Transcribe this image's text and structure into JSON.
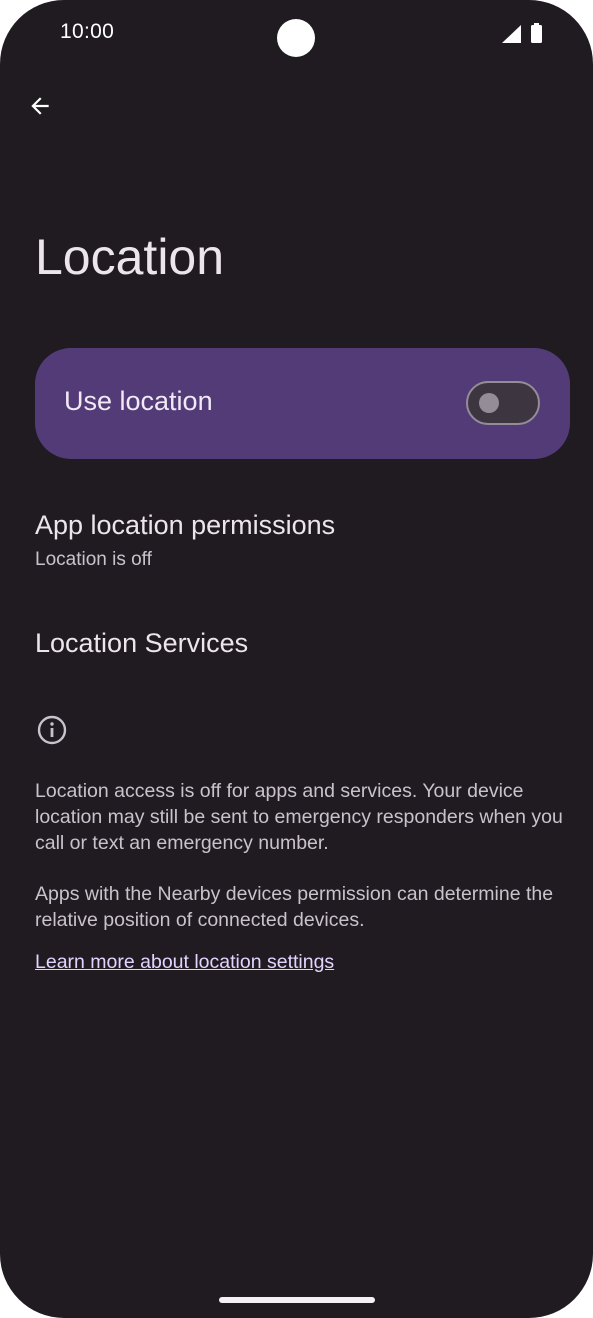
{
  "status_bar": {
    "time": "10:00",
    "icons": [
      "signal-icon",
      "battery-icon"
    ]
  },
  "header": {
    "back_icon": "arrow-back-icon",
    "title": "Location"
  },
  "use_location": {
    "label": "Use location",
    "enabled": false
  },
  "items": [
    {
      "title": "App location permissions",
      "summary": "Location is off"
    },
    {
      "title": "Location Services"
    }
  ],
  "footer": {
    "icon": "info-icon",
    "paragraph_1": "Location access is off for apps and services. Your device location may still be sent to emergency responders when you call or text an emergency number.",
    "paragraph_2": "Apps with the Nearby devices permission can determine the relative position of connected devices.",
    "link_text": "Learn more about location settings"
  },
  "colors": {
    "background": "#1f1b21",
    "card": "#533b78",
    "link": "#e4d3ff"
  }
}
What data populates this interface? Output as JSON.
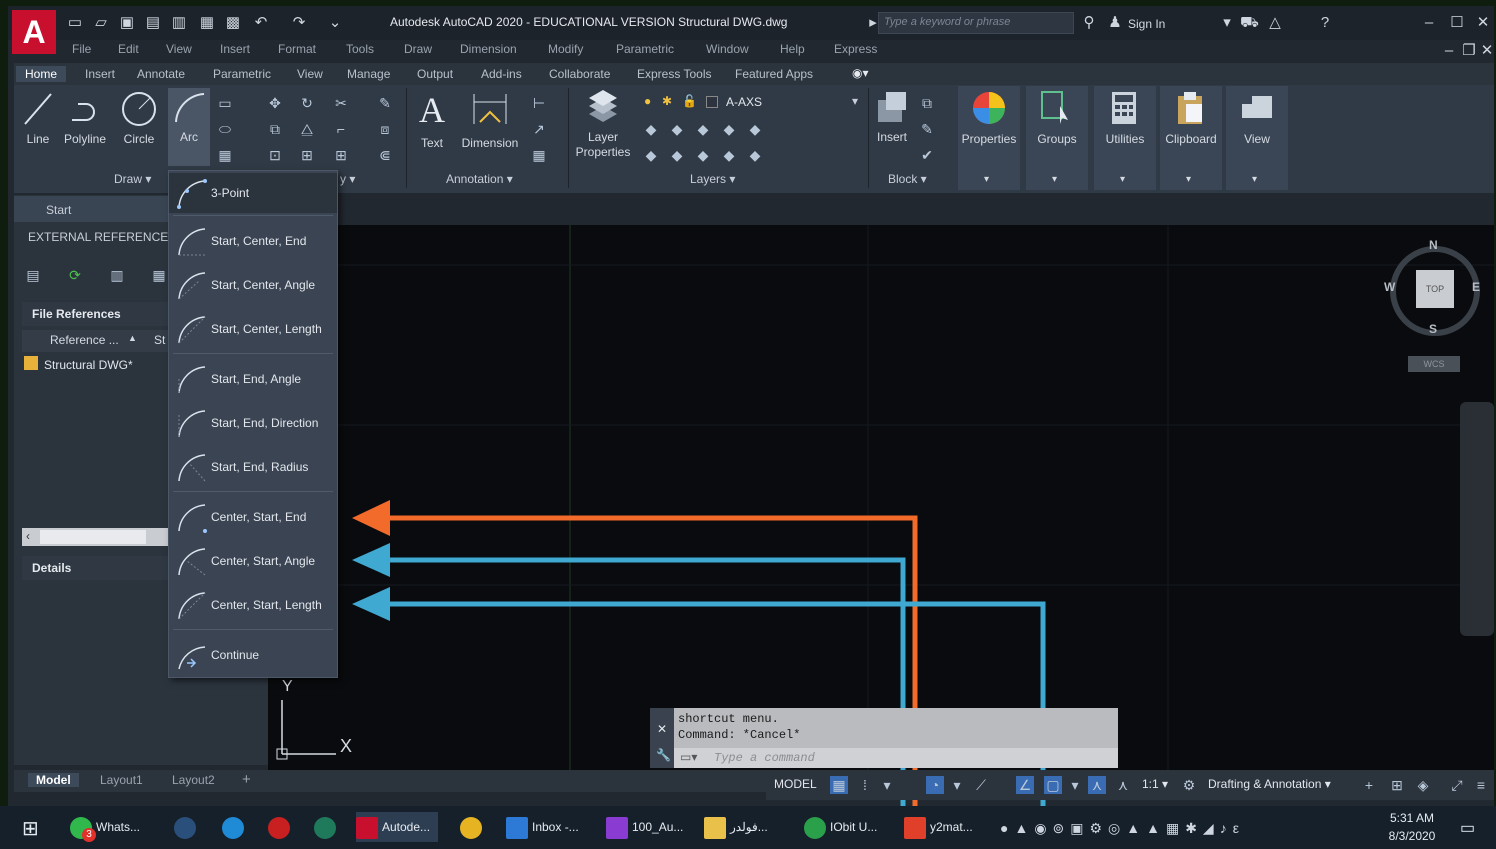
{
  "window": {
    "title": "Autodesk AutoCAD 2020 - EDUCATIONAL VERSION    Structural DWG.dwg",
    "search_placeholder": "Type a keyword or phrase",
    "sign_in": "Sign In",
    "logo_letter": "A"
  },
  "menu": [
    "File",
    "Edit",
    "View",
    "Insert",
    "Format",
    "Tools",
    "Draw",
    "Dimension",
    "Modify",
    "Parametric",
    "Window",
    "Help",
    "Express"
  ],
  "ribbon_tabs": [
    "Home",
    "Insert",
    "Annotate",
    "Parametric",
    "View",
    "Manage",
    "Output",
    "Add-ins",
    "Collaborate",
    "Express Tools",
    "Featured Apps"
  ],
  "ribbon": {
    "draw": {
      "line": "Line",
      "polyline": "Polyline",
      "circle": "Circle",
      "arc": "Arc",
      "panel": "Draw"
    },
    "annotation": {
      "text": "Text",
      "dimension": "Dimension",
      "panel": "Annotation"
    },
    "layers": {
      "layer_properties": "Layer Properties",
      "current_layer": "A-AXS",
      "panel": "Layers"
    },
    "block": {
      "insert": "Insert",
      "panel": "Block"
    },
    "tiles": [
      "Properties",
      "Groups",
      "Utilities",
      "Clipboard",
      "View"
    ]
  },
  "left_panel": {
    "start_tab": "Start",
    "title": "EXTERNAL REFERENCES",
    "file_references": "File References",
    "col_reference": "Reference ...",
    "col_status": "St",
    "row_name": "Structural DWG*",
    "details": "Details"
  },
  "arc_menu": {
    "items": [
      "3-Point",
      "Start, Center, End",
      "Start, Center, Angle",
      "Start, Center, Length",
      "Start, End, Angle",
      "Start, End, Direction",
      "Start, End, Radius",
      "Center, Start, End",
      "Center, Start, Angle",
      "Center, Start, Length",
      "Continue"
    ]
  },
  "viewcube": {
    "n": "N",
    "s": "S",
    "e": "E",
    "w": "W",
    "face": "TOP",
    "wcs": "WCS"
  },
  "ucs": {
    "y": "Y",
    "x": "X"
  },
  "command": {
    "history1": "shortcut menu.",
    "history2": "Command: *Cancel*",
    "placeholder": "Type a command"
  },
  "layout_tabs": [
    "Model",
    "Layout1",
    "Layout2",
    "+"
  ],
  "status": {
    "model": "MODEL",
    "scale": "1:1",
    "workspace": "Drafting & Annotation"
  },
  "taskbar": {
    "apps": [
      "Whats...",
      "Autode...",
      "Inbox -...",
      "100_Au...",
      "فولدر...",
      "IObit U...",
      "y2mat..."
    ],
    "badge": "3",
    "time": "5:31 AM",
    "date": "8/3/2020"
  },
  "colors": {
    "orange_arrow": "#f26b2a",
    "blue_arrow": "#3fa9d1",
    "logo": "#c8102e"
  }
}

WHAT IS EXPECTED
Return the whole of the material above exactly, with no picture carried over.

OUTPUT
Transcribe this image's text and structure into JSON.
{
  "status_bar": {
    "time": "10:00",
    "icons": [
      "signal-icon",
      "battery-icon"
    ]
  },
  "header": {
    "back_icon": "arrow-back-icon",
    "title": "Location"
  },
  "use_location": {
    "label": "Use location",
    "enabled": false
  },
  "items": [
    {
      "title": "App location permissions",
      "summary": "Location is off"
    },
    {
      "title": "Location Services"
    }
  ],
  "footer": {
    "icon": "info-icon",
    "paragraph_1": "Location access is off for apps and services. Your device location may still be sent to emergency responders when you call or text an emergency number.",
    "paragraph_2": "Apps with the Nearby devices permission can determine the relative position of connected devices.",
    "link_text": "Learn more about location settings"
  },
  "colors": {
    "background": "#1f1b21",
    "card": "#533b78",
    "link": "#e4d3ff"
  }
}
What data populates this interface? Output as JSON.
{
  "window": {
    "title": "Autodesk AutoCAD 2020 - EDUCATIONAL VERSION    Structural DWG.dwg",
    "search_placeholder": "Type a keyword or phrase",
    "sign_in": "Sign In",
    "logo_letter": "A"
  },
  "menu": [
    "File",
    "Edit",
    "View",
    "Insert",
    "Format",
    "Tools",
    "Draw",
    "Dimension",
    "Modify",
    "Parametric",
    "Window",
    "Help",
    "Express"
  ],
  "ribbon_tabs": [
    "Home",
    "Insert",
    "Annotate",
    "Parametric",
    "View",
    "Manage",
    "Output",
    "Add-ins",
    "Collaborate",
    "Express Tools",
    "Featured Apps"
  ],
  "ribbon": {
    "draw": {
      "line": "Line",
      "polyline": "Polyline",
      "circle": "Circle",
      "arc": "Arc",
      "panel": "Draw"
    },
    "annotation": {
      "text": "Text",
      "dimension": "Dimension",
      "panel": "Annotation"
    },
    "layers": {
      "layer_properties": "Layer Properties",
      "current_layer": "A-AXS",
      "panel": "Layers"
    },
    "block": {
      "insert": "Insert",
      "panel": "Block"
    },
    "tiles": [
      "Properties",
      "Groups",
      "Utilities",
      "Clipboard",
      "View"
    ]
  },
  "left_panel": {
    "start_tab": "Start",
    "title": "EXTERNAL REFERENCES",
    "file_references": "File References",
    "col_reference": "Reference ...",
    "col_status": "St",
    "row_name": "Structural DWG*",
    "details": "Details"
  },
  "arc_menu": {
    "items": [
      "3-Point",
      "Start, Center, End",
      "Start, Center, Angle",
      "Start, Center, Length",
      "Start, End, Angle",
      "Start, End, Direction",
      "Start, End, Radius",
      "Center, Start, End",
      "Center, Start, Angle",
      "Center, Start, Length",
      "Continue"
    ]
  },
  "viewcube": {
    "n": "N",
    "s": "S",
    "e": "E",
    "w": "W",
    "face": "TOP",
    "wcs": "WCS"
  },
  "ucs": {
    "y": "Y",
    "x": "X"
  },
  "command": {
    "history1": "shortcut menu.",
    "history2": "Command: *Cancel*",
    "placeholder": "Type a command"
  },
  "layout_tabs": [
    "Model",
    "Layout1",
    "Layout2",
    "+"
  ],
  "status": {
    "model": "MODEL",
    "scale": "1:1",
    "workspace": "Drafting & Annotation"
  },
  "taskbar": {
    "apps": [
      "Whats...",
      "Autode...",
      "Inbox -...",
      "100_Au...",
      "فولدر...",
      "IObit U...",
      "y2mat..."
    ],
    "badge": "3",
    "time": "5:31 AM",
    "date": "8/3/2020"
  },
  "colors": {
    "orange_arrow": "#f26b2a",
    "blue_arrow": "#3fa9d1",
    "logo": "#c8102e"
  }
}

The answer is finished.